Finding new life after more than two hundred years shows fortitude and resilience. Jo-Jo’s late 18th century home sat directly on the frozen earth, no modern barriers of protection, its only insulation the newspaper and sail cloth that lined the walls underneath the wall paper. Who knew wallpaper wasn’t all form, it was a big part function. I stand educated. Perhaps all these less technical methods allowed the house to breath. One’s survival depends on it, after all. I thought the old girl would crumble when she was jacked up, when that carefully preserved earth was shoveled from under her, when her old bones, which were crooked with age, were laid gently down on her new foundation, miraculously, they did not break.
The new addition.
She rested, and settled, and straightened herself out. When they say “built to last” this is what they mean. Like a surgeon at work on a poor souls scoliosis riddled back, when the builders were done, she’d grown taller. Nearly a foot of ceiling height was gained, a modest 6′ addition added to the rear of the house to accommodate another bedroom. She underwent eye surgery of sorts, getting all new windows, and a hair cut in the form of asphalt shingles. Her every day dress is shingled on three sides, but she’s wears her Sunday best, in the form of pale grey painted clapboards, and Nantucket Red painted doors, on her front facade, greeting Parishioners as they head to Holy Trinity just steps away.
She has been an excellent patient, allowing her team to work wonders as they fortify her skeletal structure, remove and strip the toxins – mold, lead, termites – that took up residence at 261 Main, and prepare to insert an entirely new respiratory system (Heat and AC where it didn’t exist before), and a sparkle in her eye, in the form of all new wiring and lighting. Somehow, even now, with not a light on, she manages to shine.
The took the whole tree trunk …why not?
This weekend was all about the big push to outfit her. A gal can’t be expected to wear only one outfit for the next 200 years. Flooring, hardware, appliances, fixtures, paint colors, wallpaper, you name it. My head is swimming. We visited Stonewood Products . 15 Greatwestern Road. W. Harwich to look at flooring and interior siding options. Rough Sawn Fir, and Schoolhouse Oak, Shiplap in Pine. I looked at Smeg, Blue Star, Miele, Bosch, Fisher Paykel, refrigerators and stoves at KAM Appliances . 210 Yarmouth Road . Hyannis, MA. Martha Stewart, Woodman, and Kraft Made kitchen cabinets, and tile, Home Depot.

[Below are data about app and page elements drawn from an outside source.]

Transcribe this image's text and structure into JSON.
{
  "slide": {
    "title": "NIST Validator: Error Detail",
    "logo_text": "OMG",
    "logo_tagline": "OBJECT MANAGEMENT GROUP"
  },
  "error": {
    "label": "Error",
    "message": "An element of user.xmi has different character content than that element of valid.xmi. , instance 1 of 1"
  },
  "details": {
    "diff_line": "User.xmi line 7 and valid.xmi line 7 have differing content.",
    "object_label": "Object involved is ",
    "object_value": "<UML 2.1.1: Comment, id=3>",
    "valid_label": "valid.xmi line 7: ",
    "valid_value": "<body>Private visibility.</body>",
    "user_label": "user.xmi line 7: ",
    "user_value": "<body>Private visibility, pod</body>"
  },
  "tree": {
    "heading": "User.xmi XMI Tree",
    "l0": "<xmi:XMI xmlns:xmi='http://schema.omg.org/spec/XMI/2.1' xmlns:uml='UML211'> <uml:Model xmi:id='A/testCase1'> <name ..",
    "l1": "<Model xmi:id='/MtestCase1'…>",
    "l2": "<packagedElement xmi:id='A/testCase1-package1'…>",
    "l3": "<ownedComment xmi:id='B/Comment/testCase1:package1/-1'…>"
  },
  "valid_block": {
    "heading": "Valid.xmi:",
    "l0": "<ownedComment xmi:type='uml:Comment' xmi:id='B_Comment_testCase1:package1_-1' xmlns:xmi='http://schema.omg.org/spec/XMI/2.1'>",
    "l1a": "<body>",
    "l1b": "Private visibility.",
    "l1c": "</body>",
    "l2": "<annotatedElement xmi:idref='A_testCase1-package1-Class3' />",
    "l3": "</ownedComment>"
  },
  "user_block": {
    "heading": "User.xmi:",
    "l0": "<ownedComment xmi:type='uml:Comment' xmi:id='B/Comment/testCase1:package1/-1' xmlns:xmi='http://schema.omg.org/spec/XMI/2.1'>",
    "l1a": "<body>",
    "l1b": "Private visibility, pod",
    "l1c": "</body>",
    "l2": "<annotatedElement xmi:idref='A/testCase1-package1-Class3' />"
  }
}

Subway, penny, Carrera, fish scale, Tileworks . 705 Main Street . Harwich. MA. Vanities, sinks, color combinations. Decisions, decisions, decisions.

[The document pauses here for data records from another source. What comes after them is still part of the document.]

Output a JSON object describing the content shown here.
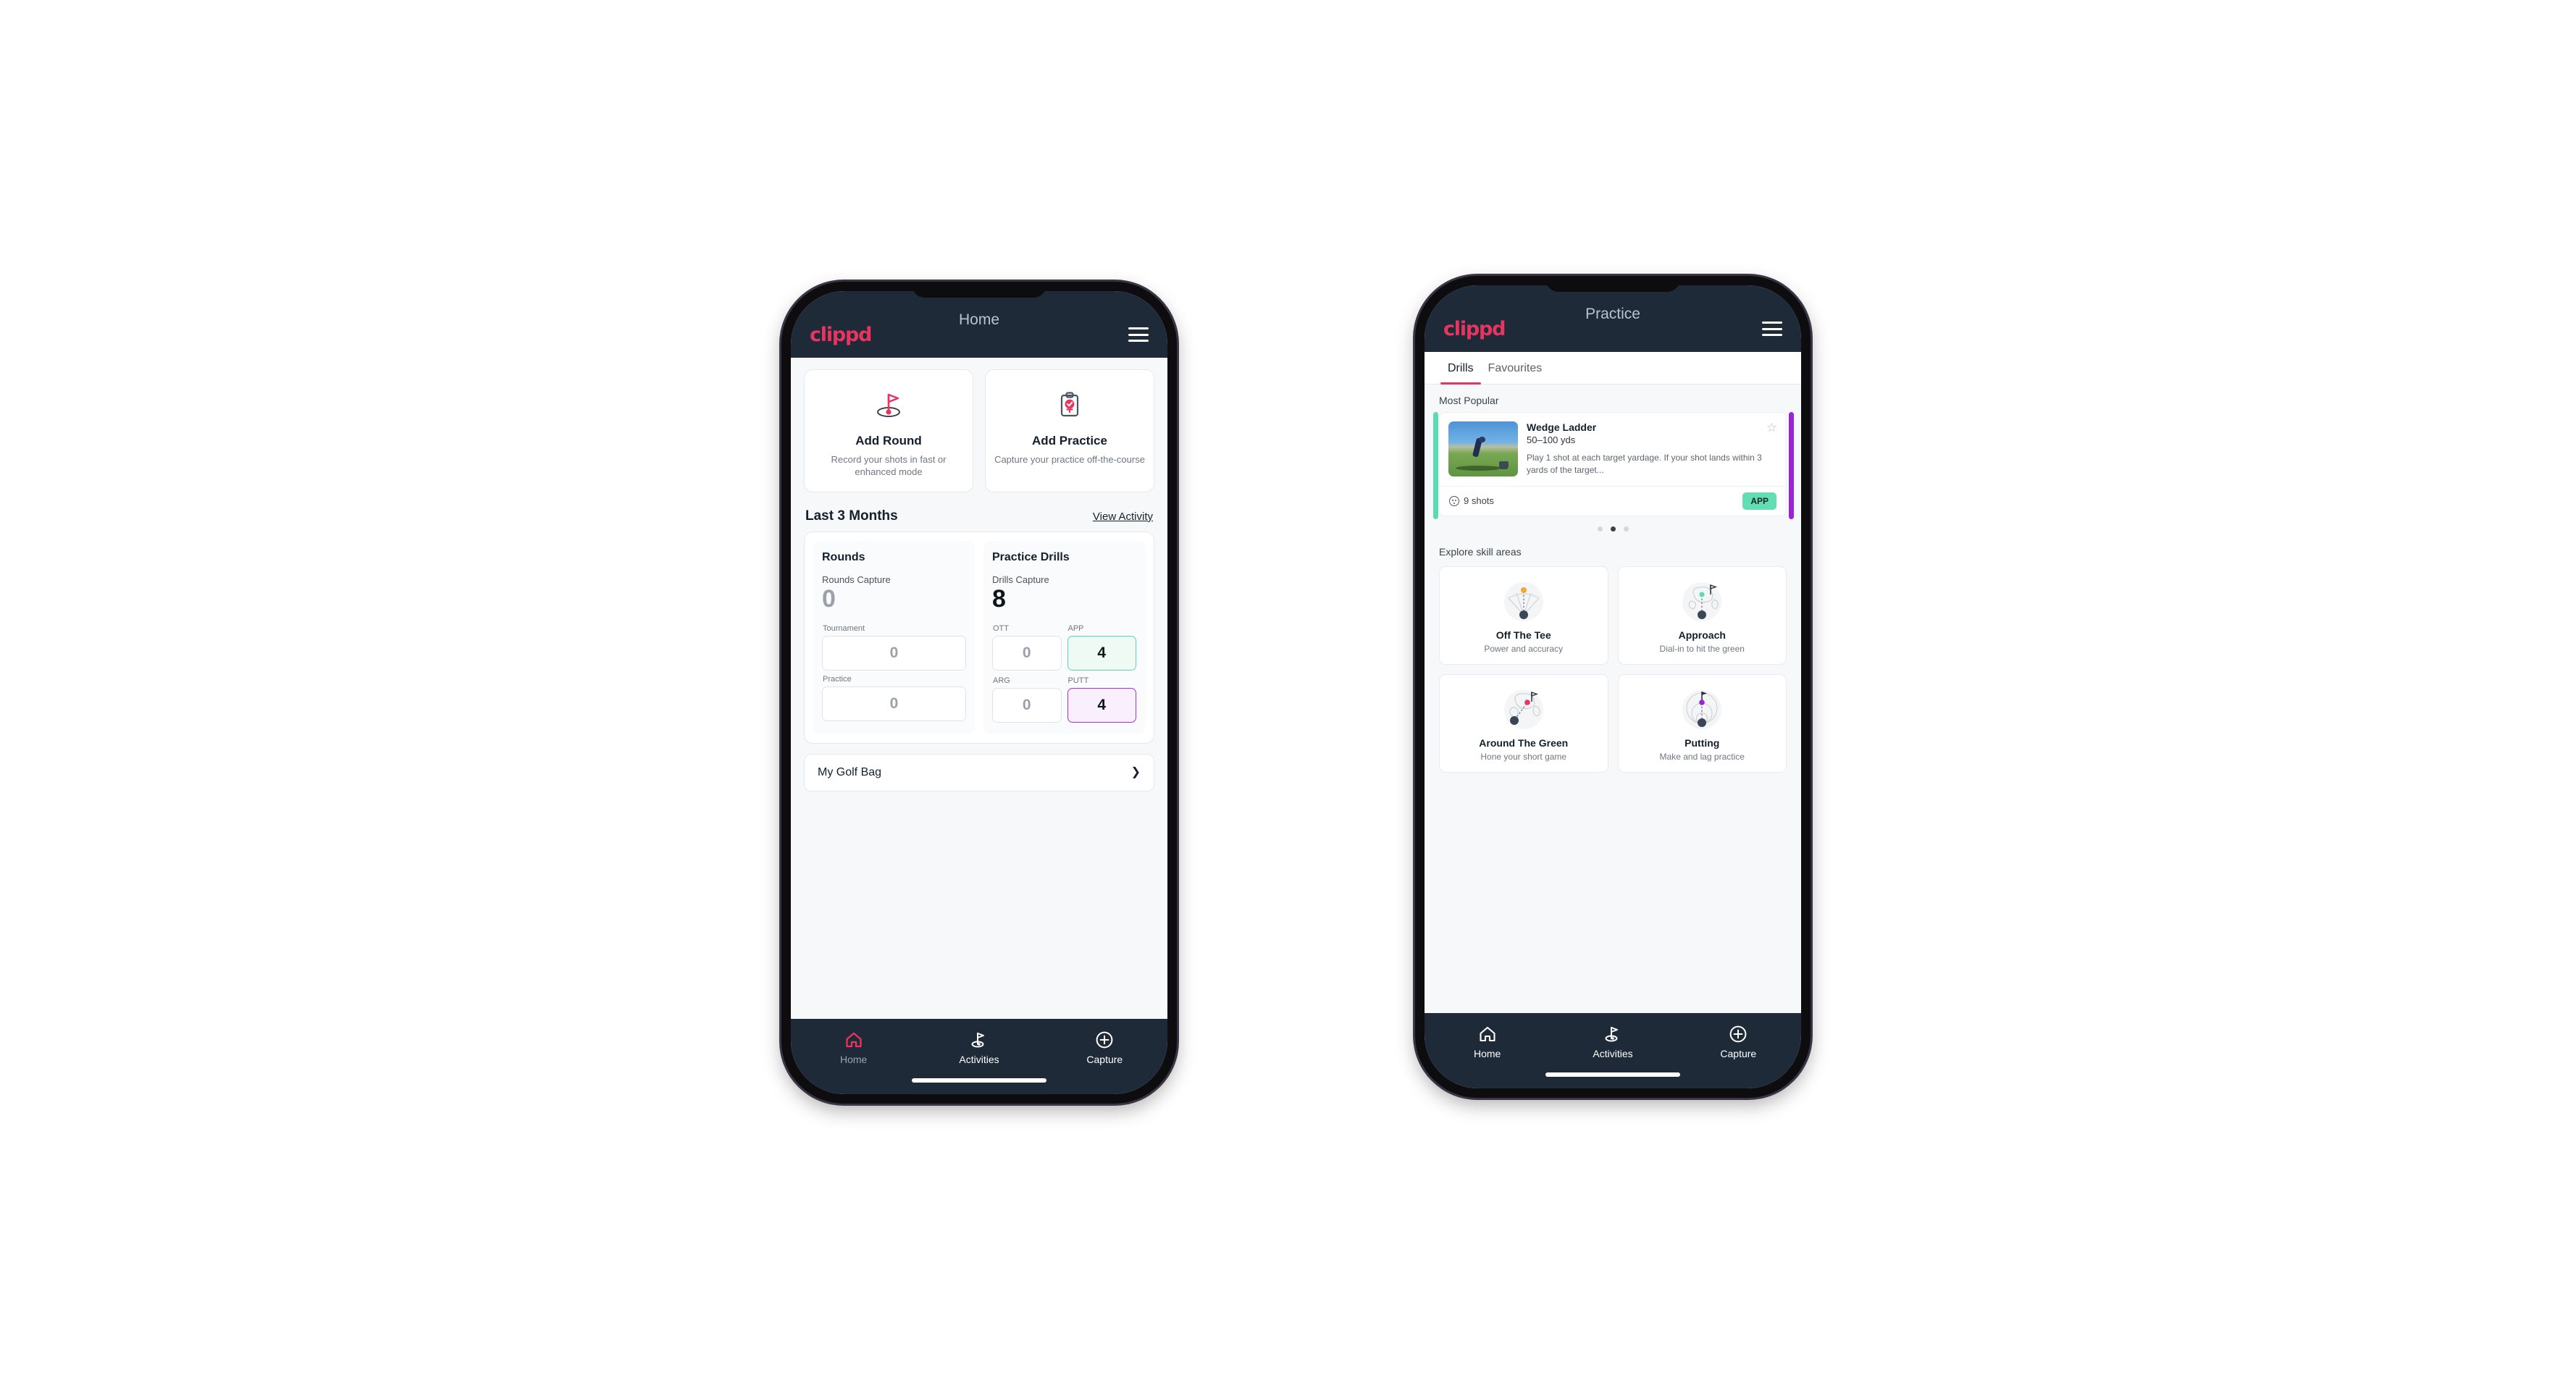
{
  "phones": {
    "home": {
      "header": {
        "logo": "clippd",
        "title": "Home",
        "menu_icon": "hamburger-menu-icon"
      },
      "actions": [
        {
          "icon": "golf-flag-hole-icon",
          "title": "Add Round",
          "subtitle": "Record your shots in fast or enhanced mode"
        },
        {
          "icon": "clipboard-check-icon",
          "title": "Add Practice",
          "subtitle": "Capture your practice off-the-course"
        }
      ],
      "section": {
        "title": "Last 3 Months",
        "link": "View Activity"
      },
      "stats": {
        "rounds": {
          "heading": "Rounds",
          "capture_label": "Rounds Capture",
          "capture_value": "0",
          "fields": [
            {
              "label": "Tournament",
              "value": "0",
              "state": "empty"
            },
            {
              "label": "Practice",
              "value": "0",
              "state": "empty"
            }
          ]
        },
        "drills": {
          "heading": "Practice Drills",
          "capture_label": "Drills Capture",
          "capture_value": "8",
          "fields": [
            {
              "label": "OTT",
              "value": "0",
              "state": "empty"
            },
            {
              "label": "APP",
              "value": "4",
              "state": "green"
            },
            {
              "label": "ARG",
              "value": "0",
              "state": "empty"
            },
            {
              "label": "PUTT",
              "value": "4",
              "state": "purple"
            }
          ]
        }
      },
      "golf_bag": {
        "label": "My Golf Bag",
        "icon": "chevron-right-icon"
      },
      "bottom_nav": [
        {
          "label": "Home",
          "icon": "home-icon",
          "active": true
        },
        {
          "label": "Activities",
          "icon": "golf-flag-icon",
          "active": false
        },
        {
          "label": "Capture",
          "icon": "plus-circle-icon",
          "active": false
        }
      ]
    },
    "practice": {
      "header": {
        "logo": "clippd",
        "title": "Practice",
        "menu_icon": "hamburger-menu-icon"
      },
      "tabs": [
        {
          "label": "Drills",
          "active": true
        },
        {
          "label": "Favourites",
          "active": false
        }
      ],
      "most_popular_label": "Most Popular",
      "drill": {
        "title": "Wedge Ladder",
        "yardage": "50–100 yds",
        "description": "Play 1 shot at each target yardage. If your shot lands within 3 yards of the target...",
        "shots": "9 shots",
        "tag": "APP",
        "star_icon": "star-outline-icon",
        "shots_icon": "golf-ball-icon",
        "thumbnail": "golfer-wedge-shot-photo"
      },
      "carousel_dots": {
        "count": 3,
        "active_index": 1
      },
      "explore_label": "Explore skill areas",
      "skills": [
        {
          "name": "Off The Tee",
          "sub": "Power and accuracy",
          "icon": "tee-shot-dispersion-icon",
          "accent": "#f0a92d"
        },
        {
          "name": "Approach",
          "sub": "Dial-in to hit the green",
          "icon": "approach-green-icon",
          "accent": "#5fd9b0"
        },
        {
          "name": "Around The Green",
          "sub": "Hone your short game",
          "icon": "chip-around-green-icon",
          "accent": "#e8355f"
        },
        {
          "name": "Putting",
          "sub": "Make and lag practice",
          "icon": "putting-rings-icon",
          "accent": "#9b22d6"
        }
      ],
      "bottom_nav": [
        {
          "label": "Home",
          "icon": "home-icon",
          "active": false
        },
        {
          "label": "Activities",
          "icon": "golf-flag-icon",
          "active": false
        },
        {
          "label": "Capture",
          "icon": "plus-circle-icon",
          "active": false
        }
      ]
    }
  },
  "colors": {
    "brand_pink": "#e8355f",
    "appbar_dark": "#1e2a38",
    "accent_green": "#5fd9b0",
    "accent_purple": "#9b22d6",
    "page_bg": "#f7f8fa"
  }
}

Jim Falla . The Architect in the midst of his creation.
I’ve never seen the point of troubling too much over the decisions. You make them. Some are good, some are bad. You do your research and then take action. The amount of time you worry over whether or not it’s a good decision, doesn’t seem to impact the outcome for me, one way or the other. So, since time is money. I make them quickly. Jo-Jo does not. There will be a lot of coaxing to get her to commit. She makes me put together design boards with three options for every space. She insists that she is my Client, in the way only Jo-Jo could. In the way only the youngest in the family could get away with. Much love Jo-Jo – you’re boards are in the process of being assembled. Get ready to decide.
Stonewood Products . I wish you could smell this place…heaven.

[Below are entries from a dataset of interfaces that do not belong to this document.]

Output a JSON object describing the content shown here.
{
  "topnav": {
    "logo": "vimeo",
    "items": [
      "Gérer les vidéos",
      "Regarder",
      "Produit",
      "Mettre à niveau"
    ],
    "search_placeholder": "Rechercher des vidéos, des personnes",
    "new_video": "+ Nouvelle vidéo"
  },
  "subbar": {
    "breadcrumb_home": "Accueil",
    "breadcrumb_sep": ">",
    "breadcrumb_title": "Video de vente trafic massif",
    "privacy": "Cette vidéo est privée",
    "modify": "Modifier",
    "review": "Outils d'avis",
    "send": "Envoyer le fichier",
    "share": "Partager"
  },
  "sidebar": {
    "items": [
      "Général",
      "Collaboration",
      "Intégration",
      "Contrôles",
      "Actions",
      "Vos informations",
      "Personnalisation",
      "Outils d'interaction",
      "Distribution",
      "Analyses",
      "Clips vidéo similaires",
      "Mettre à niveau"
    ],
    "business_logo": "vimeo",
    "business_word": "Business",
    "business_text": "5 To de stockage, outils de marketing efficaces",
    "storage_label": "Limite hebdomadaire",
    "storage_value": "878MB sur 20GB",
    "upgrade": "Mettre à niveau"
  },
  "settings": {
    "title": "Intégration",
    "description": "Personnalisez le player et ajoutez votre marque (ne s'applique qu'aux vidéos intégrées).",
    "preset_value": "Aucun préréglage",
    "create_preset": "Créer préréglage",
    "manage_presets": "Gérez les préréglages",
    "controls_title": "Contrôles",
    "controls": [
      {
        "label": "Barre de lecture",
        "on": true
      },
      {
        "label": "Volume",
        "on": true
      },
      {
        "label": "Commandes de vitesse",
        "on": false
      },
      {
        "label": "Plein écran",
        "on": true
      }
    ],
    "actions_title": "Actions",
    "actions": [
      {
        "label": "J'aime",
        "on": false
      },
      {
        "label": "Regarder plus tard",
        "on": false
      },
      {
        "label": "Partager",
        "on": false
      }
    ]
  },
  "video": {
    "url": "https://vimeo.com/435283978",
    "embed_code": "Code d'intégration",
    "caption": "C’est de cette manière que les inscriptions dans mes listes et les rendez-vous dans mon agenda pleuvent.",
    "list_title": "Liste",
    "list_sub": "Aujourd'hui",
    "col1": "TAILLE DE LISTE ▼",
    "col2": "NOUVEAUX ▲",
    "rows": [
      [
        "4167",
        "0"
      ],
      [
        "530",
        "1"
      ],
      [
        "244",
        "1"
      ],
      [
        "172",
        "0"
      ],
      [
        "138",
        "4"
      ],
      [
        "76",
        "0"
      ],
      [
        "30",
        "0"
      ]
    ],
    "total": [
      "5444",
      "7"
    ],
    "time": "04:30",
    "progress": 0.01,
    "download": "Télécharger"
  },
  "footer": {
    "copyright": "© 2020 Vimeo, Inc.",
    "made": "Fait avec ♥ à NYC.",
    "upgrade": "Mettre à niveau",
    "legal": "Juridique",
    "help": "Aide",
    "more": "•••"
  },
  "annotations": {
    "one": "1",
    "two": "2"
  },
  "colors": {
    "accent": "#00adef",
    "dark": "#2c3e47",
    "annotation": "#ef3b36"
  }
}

As I sit and look at the snow falling in the back yard, I envision a tiny house in its farthest corner. This tiny spit of land already holds two homes, but I feel strongly that it could accommodate one more. It would be tiny after all.